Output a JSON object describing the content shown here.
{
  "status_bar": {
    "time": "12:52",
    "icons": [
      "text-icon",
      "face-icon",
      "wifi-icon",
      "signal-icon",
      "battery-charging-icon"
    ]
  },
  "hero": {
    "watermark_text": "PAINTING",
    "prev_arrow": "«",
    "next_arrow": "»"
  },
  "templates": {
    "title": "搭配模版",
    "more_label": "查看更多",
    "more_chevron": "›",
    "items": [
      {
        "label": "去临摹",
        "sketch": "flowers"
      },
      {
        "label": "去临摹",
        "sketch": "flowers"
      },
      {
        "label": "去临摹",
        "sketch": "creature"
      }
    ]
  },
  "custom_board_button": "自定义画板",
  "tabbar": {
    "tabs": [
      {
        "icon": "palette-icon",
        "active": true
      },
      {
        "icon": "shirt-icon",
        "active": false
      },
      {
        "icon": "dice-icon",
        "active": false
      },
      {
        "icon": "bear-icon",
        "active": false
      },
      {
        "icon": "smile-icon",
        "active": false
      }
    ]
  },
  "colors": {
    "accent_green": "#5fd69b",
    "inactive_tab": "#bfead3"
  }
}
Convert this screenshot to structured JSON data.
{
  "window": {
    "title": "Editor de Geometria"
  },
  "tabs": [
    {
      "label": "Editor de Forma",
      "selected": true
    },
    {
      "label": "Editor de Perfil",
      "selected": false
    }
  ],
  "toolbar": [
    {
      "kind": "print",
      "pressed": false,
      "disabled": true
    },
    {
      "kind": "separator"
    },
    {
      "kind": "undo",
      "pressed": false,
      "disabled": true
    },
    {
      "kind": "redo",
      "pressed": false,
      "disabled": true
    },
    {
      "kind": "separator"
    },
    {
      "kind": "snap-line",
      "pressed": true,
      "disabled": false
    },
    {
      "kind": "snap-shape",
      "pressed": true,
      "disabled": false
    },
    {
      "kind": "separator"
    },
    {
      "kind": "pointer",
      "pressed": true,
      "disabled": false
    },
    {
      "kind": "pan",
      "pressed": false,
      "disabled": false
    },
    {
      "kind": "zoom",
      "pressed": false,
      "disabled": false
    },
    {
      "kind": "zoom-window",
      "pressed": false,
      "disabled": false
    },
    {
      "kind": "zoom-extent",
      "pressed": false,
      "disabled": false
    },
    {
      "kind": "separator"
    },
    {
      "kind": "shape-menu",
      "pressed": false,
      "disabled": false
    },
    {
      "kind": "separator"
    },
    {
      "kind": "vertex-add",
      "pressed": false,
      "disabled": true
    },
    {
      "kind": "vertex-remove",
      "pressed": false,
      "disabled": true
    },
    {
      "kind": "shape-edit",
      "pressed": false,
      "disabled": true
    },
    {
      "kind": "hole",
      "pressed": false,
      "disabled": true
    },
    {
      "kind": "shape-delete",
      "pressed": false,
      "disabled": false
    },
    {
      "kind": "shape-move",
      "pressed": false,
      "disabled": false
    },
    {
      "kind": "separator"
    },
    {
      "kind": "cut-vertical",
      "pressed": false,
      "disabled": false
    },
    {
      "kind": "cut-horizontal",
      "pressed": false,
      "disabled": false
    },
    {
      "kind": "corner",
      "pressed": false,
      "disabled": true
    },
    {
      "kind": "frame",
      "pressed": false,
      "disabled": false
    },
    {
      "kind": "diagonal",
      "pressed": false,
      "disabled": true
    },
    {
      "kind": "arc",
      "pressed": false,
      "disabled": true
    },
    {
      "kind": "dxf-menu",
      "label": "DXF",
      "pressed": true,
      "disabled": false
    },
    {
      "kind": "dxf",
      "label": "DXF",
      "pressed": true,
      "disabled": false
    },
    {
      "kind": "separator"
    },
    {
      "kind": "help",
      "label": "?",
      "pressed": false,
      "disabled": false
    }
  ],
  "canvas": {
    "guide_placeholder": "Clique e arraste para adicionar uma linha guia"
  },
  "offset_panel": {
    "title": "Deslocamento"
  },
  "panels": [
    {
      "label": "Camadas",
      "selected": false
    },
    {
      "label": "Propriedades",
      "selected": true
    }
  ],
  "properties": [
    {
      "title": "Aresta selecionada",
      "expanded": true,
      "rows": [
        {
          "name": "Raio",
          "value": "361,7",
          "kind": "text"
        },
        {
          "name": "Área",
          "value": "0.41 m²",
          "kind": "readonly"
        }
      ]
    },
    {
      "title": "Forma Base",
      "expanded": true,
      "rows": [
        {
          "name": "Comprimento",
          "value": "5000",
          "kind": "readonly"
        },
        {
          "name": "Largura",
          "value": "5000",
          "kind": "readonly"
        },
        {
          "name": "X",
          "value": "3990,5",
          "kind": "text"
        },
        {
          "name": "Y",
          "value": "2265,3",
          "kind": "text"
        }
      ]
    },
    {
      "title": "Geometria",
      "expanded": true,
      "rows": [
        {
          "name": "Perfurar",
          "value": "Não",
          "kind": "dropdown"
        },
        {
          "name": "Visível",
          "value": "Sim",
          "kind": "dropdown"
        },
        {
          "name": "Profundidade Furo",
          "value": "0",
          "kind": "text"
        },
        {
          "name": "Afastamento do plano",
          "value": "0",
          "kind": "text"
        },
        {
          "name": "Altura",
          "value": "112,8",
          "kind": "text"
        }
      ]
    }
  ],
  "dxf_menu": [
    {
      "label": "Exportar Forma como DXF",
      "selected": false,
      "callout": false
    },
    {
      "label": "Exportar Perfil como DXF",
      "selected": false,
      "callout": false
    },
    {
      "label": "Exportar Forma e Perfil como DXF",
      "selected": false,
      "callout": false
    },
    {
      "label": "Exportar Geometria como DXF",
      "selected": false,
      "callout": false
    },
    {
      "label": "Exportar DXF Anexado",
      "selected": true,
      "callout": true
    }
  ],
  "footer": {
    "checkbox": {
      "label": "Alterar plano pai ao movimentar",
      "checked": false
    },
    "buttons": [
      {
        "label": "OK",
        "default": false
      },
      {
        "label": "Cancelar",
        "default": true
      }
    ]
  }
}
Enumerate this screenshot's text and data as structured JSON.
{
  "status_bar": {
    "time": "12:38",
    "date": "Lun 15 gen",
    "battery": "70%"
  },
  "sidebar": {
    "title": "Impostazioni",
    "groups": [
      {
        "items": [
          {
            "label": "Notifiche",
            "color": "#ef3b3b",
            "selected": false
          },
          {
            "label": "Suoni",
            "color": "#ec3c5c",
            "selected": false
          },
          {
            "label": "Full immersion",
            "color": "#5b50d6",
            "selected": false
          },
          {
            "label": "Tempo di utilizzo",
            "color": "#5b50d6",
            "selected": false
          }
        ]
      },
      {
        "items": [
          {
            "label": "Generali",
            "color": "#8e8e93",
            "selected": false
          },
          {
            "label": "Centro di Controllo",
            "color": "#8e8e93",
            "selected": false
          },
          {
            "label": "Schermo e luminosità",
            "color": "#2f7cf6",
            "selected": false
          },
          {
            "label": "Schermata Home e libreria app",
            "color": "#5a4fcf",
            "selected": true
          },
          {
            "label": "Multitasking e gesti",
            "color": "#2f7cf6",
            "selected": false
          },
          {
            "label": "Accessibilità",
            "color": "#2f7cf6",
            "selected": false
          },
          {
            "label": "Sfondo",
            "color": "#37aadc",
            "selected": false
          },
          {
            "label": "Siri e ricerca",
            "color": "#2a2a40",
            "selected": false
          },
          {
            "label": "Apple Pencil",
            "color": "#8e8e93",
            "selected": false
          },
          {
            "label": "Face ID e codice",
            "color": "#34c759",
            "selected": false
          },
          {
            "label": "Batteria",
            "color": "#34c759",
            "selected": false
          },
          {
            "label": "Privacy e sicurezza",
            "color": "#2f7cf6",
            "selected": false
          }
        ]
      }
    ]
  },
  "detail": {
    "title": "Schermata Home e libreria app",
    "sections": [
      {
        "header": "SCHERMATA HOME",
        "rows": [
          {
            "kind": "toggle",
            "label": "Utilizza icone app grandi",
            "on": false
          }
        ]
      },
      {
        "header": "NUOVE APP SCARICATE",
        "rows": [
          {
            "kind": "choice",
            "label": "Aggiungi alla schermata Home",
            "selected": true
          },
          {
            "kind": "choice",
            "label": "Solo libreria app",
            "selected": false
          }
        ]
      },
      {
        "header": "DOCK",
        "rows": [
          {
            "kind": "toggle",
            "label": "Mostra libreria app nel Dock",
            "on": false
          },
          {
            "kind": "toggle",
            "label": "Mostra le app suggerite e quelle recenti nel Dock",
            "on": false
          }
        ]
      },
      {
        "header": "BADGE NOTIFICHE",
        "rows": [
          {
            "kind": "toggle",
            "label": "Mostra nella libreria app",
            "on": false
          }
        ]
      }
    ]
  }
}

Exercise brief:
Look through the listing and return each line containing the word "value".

Exercise solution:
          "value": "361,7",
          "value": "0.41 m²",
          "value": "5000",
          "value": "5000",
          "value": "3990,5",
          "value": "2265,3",
          "value": "Não",
          "value": "Sim",
          "value": "0",
          "value": "0",
          "value": "112,8",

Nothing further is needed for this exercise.